Australia’s state police forces may be getting into the spirit of the latest season of The Bachelor, but should they?
One of the contestants vying for bachelor Matty J’s heart is 31-year-old Michelle, a police officer from South Australia, who arrived at the bachelor mansion in Sydney in a police car. Siren blaring.
“I heard there was an emergency,” she announced.
“Is that your car?” a visibly flustered Matty J responded.
“It is, I’m Constable Paxton,” Michelle responded.
It was a great entrance, certainly, but it left some viewers thinking: ‘Hang on, if that police car and officer are at The Bachelor mansion, who’s enforcing justice on the streets?’

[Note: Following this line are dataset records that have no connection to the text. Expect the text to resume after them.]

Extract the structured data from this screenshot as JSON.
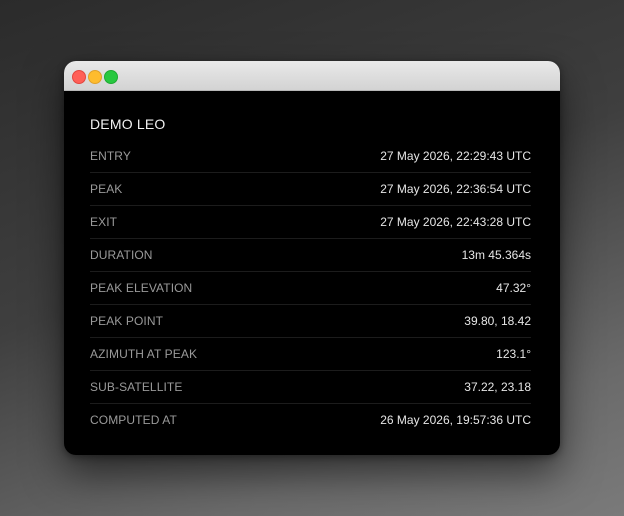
{
  "window": {
    "title": ""
  },
  "pass": {
    "title": "DEMO LEO",
    "rows": [
      {
        "label": "ENTRY",
        "value": "27 May 2026, 22:29:43 UTC"
      },
      {
        "label": "PEAK",
        "value": "27 May 2026, 22:36:54 UTC"
      },
      {
        "label": "EXIT",
        "value": "27 May 2026, 22:43:28 UTC"
      },
      {
        "label": "DURATION",
        "value": "13m 45.364s"
      },
      {
        "label": "PEAK ELEVATION",
        "value": "47.32°"
      },
      {
        "label": "PEAK POINT",
        "value": "39.80, 18.42"
      },
      {
        "label": "AZIMUTH AT PEAK",
        "value": "123.1°"
      },
      {
        "label": "SUB-SATELLITE",
        "value": "37.22, 23.18"
      },
      {
        "label": "COMPUTED AT",
        "value": "26 May 2026, 19:57:36 UTC"
      }
    ]
  },
  "colors": {
    "close": "#ff5f57",
    "minimize": "#febc2e",
    "maximize": "#28c840",
    "panel_background": "#000000"
  }
}
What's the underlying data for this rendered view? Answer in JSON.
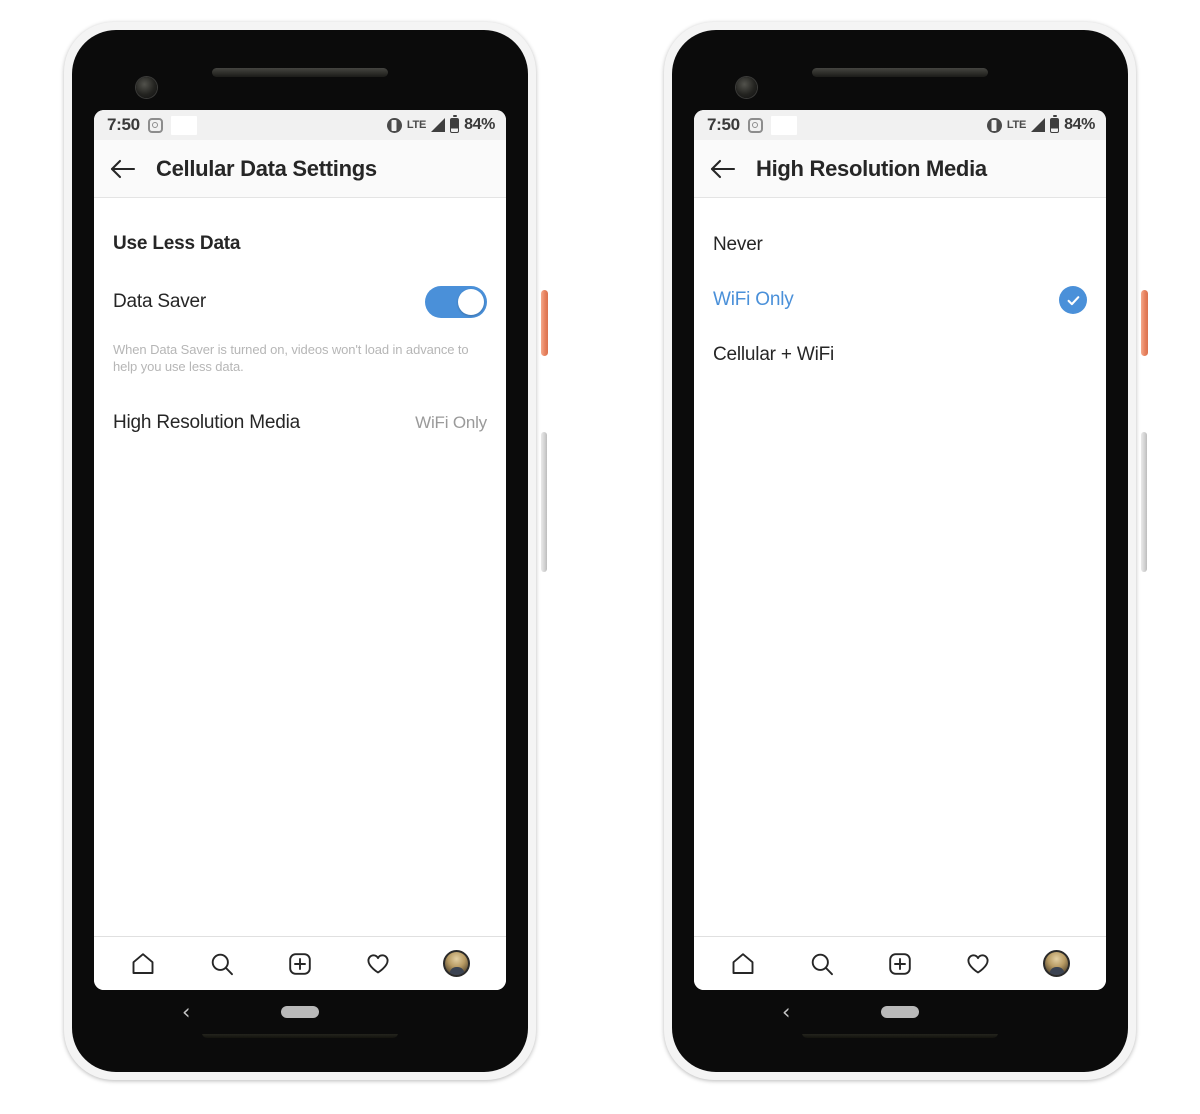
{
  "screens": [
    {
      "id": "cellular-data-settings",
      "status_bar": {
        "time": "7:50",
        "notif_icon": "instagram-camera-icon",
        "vibrate_icon": "vibrate-icon",
        "network": "LTE",
        "signal_icon": "signal-bars-icon",
        "battery_icon": "battery-icon",
        "battery": "84%"
      },
      "header": {
        "back_icon": "back-arrow-icon",
        "title": "Cellular Data Settings"
      },
      "section_title": "Use Less Data",
      "data_saver": {
        "label": "Data Saver",
        "toggle_state": "on",
        "helper": "When Data Saver is turned on, videos won't load in advance to help you use less data."
      },
      "high_res": {
        "label": "High Resolution Media",
        "value": "WiFi Only"
      }
    },
    {
      "id": "high-resolution-media",
      "status_bar": {
        "time": "7:50",
        "notif_icon": "instagram-camera-icon",
        "vibrate_icon": "vibrate-icon",
        "network": "LTE",
        "signal_icon": "signal-bars-icon",
        "battery_icon": "battery-icon",
        "battery": "84%"
      },
      "header": {
        "back_icon": "back-arrow-icon",
        "title": "High Resolution Media"
      },
      "options": [
        {
          "label": "Never",
          "selected": false
        },
        {
          "label": "WiFi Only",
          "selected": true
        },
        {
          "label": "Cellular + WiFi",
          "selected": false
        }
      ]
    }
  ],
  "app_nav": {
    "items": [
      "home-icon",
      "search-icon",
      "add-post-icon",
      "activity-heart-icon",
      "profile-avatar"
    ]
  },
  "system_nav": {
    "back": "‹",
    "home_pill": "home-pill"
  },
  "colors": {
    "accent_blue": "#4a90d9",
    "text_primary": "#262626",
    "text_muted": "#9a9a9a",
    "helper_text": "#b6b6b6",
    "power_button": "#e8825f",
    "frame": "#f4f4f4",
    "bezel": "#0b0b0b"
  }
}
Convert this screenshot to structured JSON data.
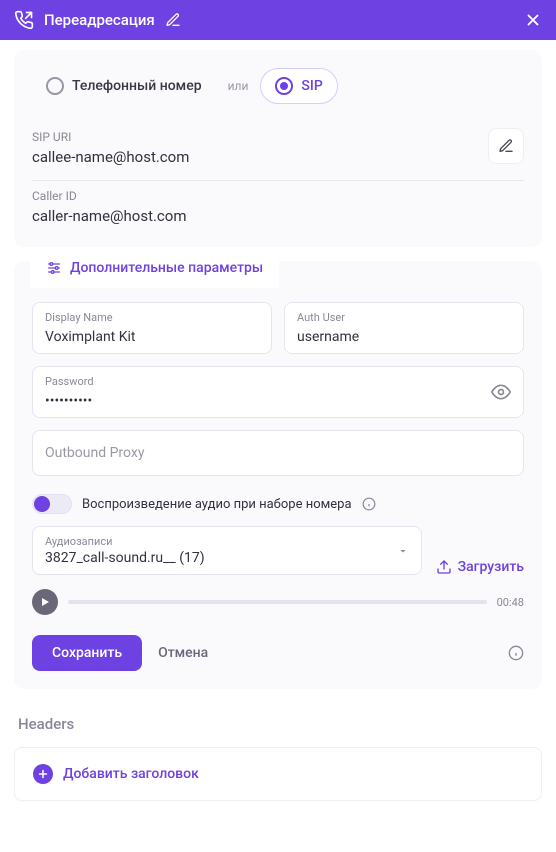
{
  "header": {
    "title": "Переадресация"
  },
  "mode": {
    "phone_label": "Телефонный номер",
    "or_label": "или",
    "sip_label": "SIP"
  },
  "sip": {
    "uri_label": "SIP URI",
    "uri_value": "callee-name@host.com",
    "caller_label": "Caller ID",
    "caller_value": "caller-name@host.com"
  },
  "advanced": {
    "tab_title": "Дополнительные параметры",
    "display_name_label": "Display Name",
    "display_name_value": "Voximplant Kit",
    "auth_user_label": "Auth User",
    "auth_user_value": "username",
    "password_label": "Password",
    "password_value": "••••••••••",
    "outbound_proxy_placeholder": "Outbound Proxy",
    "playback_label": "Воспроизведение аудио при наборе номера",
    "audio_label": "Аудиозаписи",
    "audio_selected": "3827_call-sound.ru__ (17)",
    "upload_label": "Загрузить",
    "duration": "00:48"
  },
  "actions": {
    "save": "Сохранить",
    "cancel": "Отмена"
  },
  "headers_section": {
    "title": "Headers",
    "add_label": "Добавить заголовок"
  }
}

Where is Michelle from ?? Which state is now under resourced and missing a police car #TheBachelorAu
— Melvin Bent (@Melvin_J_89) July 26, 2017
Rest assured concerned citizens, that was no real police car.
For starters, a spokesperson for South Australia Police clarified that since the show is filmed in New South Wales, SA Police would certainly not supply a car.
A spokesperson for NSW Police also said the car was “definitely not” a police vehicle, given, “we stopped hiring our police vehicles and uniforms several years ago”.
“We don’t allow filming of our cars for things like that generally,” the spokesperson said.
Were the police force to lend out their cars, it would have to be, “used in conjunction with a non-commercial event or activity which is organised by a government agency, not-for-profit community organisation or charity, and is publicly supported by the NSW Police Force”.
“The event/activity must also be in line with our corporate objectives, not create a conflict of interest, should provide a positive image for the NSWPF,” the spokesperson said.
Safe to say, the reality dating show fits none of those criteria.
— The Bachelor Aus (@TheBachelorAU) July 26, 2017
Queensland Police also took part in the frivolity, issuing a faux “scam warning” on its official Twitter page about the show’s host, Osher Gunsberg.
“Reports @oshergunsberg has lured a 30yo Brisbane man into a romance scam for the 2nd year in row,” the tweet read, alongside a link to the government’s Scam Watch site.
— Queensland Police (@QldPolice) July 26, 2017